#### Chisholm’s paradox (co-authored with Juhani Yli-Vakkuri)

The following form of modal sorites puzzle has come to be known as Chisholm’s paradox: (i) For all n: if x could have been F(n), then x could have been F(n+1). (ii) x is F(1). (iii) x could not have been F(n*). Or, equivalently (in S5): (i) For all n: necessarily, if x is F(n), then x could have been F(n+1). (ii) x is F(1). (iii) x could not have been F(n*). F(n) might be, for example, the property of being at least n seconds long, while x is a particular performance of a symphony, and n* is some very large number such that it is implausible that that very performance of the symphony could have been at least n* seconds long. Like a number of earlier authors, we do not think that Chisholm-paradoxical arguments call for a treatment different from more familiar forms of sorites puzzle: what must be rejected (at least in a wide variety of cases) is the ‘tolerance’ principle (ii). Yet, in many cases, rejecting the tolerance principle of a Chisholm-paradoxical argument leads to a new puzzle: if we reject it, we will have to accept that there is a possible situation that is qualitatively exactly like (or very similar to) the actual situation but in which we are in the presence of an object that could not have been even slightly different with respect to a certain parameter: for example, a performance of a symphony that could not have been even one second longer, a table that could not have been made without a particular microfibfril of cellulose, or a painting that could not have been created without a particular cadmium atom. In such a situation, it appears, we speak falsely when we assert: ‘Every table could have been made without any given microfibril of cellulose.’ Such mysterious possibilities of error threaten to undermine our apparent knowledge that every table could have been made without any given microfibril of cellulose. We call this the new Chisholm paradox.
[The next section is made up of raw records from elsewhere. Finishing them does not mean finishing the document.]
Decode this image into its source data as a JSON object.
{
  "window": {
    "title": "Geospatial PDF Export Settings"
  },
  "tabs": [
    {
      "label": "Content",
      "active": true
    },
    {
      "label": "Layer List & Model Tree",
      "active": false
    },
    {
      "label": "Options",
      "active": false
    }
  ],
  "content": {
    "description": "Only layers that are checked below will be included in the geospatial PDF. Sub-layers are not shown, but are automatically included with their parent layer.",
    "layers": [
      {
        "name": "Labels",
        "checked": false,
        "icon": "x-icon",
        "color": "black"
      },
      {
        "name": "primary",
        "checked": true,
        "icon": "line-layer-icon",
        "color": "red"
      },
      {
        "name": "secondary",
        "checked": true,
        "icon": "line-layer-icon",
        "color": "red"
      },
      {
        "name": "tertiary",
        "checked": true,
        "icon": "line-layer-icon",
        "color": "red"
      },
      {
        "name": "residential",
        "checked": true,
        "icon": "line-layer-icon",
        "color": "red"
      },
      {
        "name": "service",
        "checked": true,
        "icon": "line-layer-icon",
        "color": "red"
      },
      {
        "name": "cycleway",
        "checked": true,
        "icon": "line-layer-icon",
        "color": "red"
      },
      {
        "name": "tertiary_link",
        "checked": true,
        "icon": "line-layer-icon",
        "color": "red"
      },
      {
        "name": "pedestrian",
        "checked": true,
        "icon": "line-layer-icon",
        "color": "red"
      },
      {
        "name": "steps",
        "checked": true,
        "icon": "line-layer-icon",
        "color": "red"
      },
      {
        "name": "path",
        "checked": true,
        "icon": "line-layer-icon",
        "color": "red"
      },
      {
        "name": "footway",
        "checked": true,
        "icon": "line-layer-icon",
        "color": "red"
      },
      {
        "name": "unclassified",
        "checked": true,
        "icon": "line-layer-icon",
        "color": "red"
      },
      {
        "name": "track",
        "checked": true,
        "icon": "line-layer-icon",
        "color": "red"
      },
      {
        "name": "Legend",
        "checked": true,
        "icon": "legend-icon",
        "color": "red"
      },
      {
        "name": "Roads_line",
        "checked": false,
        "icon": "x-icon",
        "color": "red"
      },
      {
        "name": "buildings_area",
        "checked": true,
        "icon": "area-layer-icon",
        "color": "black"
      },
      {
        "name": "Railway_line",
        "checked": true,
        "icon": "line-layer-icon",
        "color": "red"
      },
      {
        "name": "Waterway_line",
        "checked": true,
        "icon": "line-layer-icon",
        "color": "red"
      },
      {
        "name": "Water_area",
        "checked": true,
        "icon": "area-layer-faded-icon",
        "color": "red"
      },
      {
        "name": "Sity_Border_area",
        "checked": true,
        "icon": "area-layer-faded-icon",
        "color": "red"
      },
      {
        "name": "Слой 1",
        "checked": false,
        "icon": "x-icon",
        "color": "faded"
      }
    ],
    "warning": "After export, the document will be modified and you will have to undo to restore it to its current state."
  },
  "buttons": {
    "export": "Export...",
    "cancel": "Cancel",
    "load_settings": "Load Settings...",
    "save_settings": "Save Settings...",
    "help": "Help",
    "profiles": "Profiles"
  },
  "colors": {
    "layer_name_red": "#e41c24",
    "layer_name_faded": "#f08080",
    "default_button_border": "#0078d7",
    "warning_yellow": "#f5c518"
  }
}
We discuss and evaluate a range of solutions to it that can be extrapolated from the literature on the old Chisholm paradox, in order of increasing plausibility: S4-denial (Chandler, Salmon), contextualism about metaphysical modality (Murray and Wilson), accepting that in many cases we do not know that an object could have been slightly different with respect to a certain parameter (Williamson), and a theory of semantic drift that assumes a plenitudinous metaphysics (Hawthorne and Yli-Vakkuri, inspired by a suggestion Williamson attributes to Eli Hirsch).